The devil is in the details. Human communication is complex and sometimes mind-boggling -- it's what keeps us social marketing people on our toes. Proper execution will make or break your campaign. You have to understand how people speak to each other in Facebook versus Twitter versus Instagram and how they use it. Otherwise, your "follow me on Facebook @brand" will be laughed upon and no one will want to associate with your silly little campaign. "Post your photo on Facebook using #happy" will also be laughed at. If you do not immediately understand why, I suggest hiring a social marketing specialist ASAP.
The same goes for proper technical execution of mobile, interactive design, SEO, or Facebook applications. Successful people hire the best and trust their experts for masterful execution. A successful collaboration of these practices will make all the difference in your campaign working and connecting with your audiences.
Key Takeaway: Poor execution can kill your campaign.
Make it shareable
There's no such thing as social that doesn't involve sharing. It's a key component so be sure to incorporate it. Sharing can be how someone "enters to win" or a way to earn a fun reward or offer. The benefit is two-fold, they engage with your brand and they spread the word to their friends. Every time someone shares his or her message, your content or a link to your page, the effectiveness of your marketing is compounded. Some call this earned media. I call it earned awesomeness.
Key Takeaway: Make it shareable.

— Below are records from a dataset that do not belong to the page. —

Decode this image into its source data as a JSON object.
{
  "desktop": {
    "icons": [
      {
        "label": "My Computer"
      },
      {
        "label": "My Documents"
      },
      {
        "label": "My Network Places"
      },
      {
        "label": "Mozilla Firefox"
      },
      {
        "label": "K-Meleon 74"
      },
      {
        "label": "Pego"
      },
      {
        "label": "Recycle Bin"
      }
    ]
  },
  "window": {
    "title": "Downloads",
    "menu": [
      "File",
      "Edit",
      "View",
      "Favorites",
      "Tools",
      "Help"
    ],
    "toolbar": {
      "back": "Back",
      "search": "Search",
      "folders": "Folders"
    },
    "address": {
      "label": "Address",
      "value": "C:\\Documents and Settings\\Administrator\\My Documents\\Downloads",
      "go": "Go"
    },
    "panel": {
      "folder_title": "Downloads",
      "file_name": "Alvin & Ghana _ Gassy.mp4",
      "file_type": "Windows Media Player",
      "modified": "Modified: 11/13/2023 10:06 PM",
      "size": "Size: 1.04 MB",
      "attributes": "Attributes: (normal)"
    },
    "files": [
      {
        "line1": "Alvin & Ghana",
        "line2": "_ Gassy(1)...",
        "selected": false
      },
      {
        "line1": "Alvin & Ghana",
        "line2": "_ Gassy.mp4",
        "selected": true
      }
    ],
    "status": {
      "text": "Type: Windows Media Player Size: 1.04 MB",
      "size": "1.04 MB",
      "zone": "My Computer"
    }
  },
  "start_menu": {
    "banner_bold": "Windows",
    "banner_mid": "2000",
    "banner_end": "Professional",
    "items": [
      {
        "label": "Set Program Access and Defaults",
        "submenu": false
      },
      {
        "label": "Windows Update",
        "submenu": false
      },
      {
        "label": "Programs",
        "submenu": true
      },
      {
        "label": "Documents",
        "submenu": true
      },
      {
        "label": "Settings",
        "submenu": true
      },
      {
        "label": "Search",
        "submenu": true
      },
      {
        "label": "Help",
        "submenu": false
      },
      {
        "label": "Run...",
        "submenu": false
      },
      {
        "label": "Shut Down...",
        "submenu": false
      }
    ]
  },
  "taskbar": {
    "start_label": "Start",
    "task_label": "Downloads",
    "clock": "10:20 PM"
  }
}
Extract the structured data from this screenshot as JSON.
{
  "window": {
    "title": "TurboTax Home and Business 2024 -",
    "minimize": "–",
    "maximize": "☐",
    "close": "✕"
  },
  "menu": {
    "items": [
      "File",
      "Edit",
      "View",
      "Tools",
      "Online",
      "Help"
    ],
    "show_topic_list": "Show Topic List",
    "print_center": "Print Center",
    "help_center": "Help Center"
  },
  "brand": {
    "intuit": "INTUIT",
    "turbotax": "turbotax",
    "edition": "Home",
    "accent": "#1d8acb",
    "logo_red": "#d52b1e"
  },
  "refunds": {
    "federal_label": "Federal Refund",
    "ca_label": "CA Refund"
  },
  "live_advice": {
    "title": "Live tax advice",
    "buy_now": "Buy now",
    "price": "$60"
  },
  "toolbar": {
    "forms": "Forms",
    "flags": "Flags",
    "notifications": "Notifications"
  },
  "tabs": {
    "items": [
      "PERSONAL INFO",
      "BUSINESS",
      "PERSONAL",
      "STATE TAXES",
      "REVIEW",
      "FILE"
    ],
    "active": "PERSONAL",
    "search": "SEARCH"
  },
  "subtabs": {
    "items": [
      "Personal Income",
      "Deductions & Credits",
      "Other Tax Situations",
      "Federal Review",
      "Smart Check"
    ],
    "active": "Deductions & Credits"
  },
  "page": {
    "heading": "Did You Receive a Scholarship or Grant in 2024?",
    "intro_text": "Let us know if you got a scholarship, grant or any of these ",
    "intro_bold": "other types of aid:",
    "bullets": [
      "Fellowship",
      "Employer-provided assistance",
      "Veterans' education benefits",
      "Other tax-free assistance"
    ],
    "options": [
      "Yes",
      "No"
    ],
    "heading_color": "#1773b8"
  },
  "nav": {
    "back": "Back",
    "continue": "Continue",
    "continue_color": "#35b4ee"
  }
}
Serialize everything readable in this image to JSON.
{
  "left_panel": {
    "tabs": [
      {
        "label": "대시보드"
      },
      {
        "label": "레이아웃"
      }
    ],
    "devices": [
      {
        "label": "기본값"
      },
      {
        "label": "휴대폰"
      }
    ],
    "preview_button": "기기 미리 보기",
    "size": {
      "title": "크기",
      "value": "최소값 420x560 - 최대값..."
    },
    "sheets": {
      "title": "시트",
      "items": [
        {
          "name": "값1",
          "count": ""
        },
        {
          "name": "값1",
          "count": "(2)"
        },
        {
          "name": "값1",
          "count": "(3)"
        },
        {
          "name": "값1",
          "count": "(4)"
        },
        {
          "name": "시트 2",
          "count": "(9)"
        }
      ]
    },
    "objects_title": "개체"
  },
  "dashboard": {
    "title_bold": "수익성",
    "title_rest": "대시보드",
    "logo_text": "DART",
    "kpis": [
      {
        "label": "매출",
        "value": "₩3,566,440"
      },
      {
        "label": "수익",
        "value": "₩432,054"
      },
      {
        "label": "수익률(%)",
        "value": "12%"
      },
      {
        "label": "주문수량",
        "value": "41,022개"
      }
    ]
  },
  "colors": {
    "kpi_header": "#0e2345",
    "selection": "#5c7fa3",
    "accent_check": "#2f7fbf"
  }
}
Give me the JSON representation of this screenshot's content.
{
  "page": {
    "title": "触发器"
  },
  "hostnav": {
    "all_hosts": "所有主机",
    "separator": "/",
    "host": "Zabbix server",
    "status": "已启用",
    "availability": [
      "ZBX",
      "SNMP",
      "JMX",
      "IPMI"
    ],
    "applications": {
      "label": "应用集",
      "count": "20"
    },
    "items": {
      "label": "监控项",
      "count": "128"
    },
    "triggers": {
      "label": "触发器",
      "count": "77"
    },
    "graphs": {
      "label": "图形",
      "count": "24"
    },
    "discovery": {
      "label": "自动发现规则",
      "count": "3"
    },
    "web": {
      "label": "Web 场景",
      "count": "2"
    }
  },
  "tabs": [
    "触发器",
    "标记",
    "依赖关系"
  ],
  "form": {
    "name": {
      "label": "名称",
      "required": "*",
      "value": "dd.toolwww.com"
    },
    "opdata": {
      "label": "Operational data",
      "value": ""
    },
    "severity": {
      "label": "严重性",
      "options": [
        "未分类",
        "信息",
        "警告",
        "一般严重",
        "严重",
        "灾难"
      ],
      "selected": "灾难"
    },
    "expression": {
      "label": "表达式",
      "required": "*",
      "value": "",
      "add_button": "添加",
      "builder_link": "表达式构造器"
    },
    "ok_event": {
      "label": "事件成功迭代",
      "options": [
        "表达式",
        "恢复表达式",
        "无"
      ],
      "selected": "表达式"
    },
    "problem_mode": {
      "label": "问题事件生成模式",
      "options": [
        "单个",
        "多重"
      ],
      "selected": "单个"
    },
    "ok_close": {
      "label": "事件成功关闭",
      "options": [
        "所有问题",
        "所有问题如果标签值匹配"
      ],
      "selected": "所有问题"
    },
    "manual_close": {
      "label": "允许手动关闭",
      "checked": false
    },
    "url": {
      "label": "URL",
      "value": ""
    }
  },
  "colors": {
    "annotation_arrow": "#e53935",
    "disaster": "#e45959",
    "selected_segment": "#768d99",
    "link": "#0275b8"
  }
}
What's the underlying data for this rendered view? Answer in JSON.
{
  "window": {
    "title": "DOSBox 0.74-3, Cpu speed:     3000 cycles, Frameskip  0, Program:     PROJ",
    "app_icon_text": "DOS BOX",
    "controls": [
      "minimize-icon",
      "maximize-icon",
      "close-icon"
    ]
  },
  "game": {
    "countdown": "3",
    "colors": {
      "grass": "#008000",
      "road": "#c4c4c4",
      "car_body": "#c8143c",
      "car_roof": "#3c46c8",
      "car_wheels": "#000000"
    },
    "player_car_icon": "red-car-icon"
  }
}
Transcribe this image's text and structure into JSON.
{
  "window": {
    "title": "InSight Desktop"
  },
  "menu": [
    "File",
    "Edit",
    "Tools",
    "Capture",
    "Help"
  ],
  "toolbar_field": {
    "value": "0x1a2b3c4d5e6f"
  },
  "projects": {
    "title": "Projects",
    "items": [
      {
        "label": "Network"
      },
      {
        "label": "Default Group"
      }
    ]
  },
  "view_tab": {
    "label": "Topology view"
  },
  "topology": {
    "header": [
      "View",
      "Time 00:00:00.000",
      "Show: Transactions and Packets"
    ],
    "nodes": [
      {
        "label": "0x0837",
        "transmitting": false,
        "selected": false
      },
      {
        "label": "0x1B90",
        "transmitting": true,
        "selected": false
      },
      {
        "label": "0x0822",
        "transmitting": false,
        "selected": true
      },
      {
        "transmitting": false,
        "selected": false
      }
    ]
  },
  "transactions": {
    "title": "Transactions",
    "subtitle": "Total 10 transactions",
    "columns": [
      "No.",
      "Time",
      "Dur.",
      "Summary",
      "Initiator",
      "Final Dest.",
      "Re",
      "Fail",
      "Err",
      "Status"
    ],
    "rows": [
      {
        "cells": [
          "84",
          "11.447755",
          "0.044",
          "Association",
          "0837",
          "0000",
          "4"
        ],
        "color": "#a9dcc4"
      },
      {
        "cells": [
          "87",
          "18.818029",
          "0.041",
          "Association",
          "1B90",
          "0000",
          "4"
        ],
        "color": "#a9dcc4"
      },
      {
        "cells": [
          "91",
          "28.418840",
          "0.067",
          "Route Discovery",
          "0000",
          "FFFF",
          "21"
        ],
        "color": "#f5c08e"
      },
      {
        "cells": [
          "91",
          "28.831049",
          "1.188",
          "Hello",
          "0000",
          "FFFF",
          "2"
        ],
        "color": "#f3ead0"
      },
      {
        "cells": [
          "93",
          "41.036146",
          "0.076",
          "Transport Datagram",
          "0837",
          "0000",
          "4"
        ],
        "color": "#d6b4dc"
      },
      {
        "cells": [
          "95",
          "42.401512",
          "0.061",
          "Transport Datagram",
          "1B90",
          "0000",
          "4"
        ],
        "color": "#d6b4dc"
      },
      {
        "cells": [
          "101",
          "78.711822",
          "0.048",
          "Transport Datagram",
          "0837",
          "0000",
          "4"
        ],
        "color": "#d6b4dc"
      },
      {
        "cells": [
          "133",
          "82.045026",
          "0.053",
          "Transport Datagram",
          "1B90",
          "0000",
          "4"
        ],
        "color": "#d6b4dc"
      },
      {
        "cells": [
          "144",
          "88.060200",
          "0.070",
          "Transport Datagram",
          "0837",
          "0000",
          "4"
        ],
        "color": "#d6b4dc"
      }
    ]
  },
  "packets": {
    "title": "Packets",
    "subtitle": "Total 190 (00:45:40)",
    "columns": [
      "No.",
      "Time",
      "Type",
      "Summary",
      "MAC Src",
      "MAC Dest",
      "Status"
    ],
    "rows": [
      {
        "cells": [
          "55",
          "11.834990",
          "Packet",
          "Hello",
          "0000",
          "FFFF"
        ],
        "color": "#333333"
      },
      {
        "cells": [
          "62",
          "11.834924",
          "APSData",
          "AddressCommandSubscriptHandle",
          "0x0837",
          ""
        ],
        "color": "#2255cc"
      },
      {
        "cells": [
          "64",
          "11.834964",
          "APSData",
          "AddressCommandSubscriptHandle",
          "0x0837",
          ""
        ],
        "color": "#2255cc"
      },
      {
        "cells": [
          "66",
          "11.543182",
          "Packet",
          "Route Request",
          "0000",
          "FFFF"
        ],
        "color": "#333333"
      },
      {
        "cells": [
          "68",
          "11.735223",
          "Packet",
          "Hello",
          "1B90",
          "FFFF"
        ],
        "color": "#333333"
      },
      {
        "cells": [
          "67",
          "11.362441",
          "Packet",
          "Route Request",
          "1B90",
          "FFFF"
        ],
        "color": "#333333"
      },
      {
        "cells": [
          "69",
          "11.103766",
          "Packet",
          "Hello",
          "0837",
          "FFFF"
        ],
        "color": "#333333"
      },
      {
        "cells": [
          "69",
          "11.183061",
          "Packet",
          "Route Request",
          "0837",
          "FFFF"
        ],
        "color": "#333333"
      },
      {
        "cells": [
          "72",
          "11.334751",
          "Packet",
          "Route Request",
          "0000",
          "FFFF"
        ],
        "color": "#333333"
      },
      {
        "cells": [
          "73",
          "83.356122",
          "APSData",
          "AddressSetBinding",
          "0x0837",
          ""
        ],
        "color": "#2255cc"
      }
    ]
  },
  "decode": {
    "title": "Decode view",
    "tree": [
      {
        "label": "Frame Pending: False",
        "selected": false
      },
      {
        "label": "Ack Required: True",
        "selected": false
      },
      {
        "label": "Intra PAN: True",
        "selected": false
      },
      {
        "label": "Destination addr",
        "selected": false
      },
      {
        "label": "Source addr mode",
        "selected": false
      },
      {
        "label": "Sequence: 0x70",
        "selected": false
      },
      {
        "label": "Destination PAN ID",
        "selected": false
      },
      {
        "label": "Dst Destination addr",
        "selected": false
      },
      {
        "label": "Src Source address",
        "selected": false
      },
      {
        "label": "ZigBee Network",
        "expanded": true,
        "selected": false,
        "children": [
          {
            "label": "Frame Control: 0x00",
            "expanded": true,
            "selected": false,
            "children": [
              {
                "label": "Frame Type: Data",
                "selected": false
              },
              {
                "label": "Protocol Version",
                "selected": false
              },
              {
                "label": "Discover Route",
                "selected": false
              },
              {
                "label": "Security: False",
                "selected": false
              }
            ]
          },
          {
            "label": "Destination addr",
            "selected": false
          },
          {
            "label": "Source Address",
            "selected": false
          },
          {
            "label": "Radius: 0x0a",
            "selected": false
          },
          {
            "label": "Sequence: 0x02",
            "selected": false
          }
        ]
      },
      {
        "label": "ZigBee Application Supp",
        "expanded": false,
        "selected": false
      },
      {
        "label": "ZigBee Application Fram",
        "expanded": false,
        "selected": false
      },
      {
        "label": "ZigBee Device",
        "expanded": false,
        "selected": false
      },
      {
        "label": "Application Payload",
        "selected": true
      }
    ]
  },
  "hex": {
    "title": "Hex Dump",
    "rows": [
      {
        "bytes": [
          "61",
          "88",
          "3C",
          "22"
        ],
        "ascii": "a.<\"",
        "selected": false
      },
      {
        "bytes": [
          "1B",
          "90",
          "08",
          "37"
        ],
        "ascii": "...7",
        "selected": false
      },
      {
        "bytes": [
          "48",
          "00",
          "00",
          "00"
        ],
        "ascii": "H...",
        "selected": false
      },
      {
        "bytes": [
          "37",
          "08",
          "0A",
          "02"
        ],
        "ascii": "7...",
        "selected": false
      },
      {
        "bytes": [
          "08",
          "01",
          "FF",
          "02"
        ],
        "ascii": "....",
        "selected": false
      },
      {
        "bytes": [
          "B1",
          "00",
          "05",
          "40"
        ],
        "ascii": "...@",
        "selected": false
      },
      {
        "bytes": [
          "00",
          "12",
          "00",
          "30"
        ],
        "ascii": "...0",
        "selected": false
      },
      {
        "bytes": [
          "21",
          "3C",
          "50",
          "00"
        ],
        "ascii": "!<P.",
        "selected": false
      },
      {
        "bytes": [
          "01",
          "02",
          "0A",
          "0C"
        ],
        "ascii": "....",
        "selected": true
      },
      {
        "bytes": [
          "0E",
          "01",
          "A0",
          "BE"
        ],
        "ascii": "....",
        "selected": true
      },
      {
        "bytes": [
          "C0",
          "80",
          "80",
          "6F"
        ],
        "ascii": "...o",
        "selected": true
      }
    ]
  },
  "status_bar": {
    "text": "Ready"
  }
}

Creating a killer social campaign involves great ideas, collaboration, execution, and a little bit of luck. The truth is you'll really never know what will take off until you try it. Be prepared to try different things and try again. Set realistic goals and manage budgets accordingly so that you can continue engaging your audience with room to learn from them along the way.
On Twitter? Follow iMedia Connection at @iMediaTweet.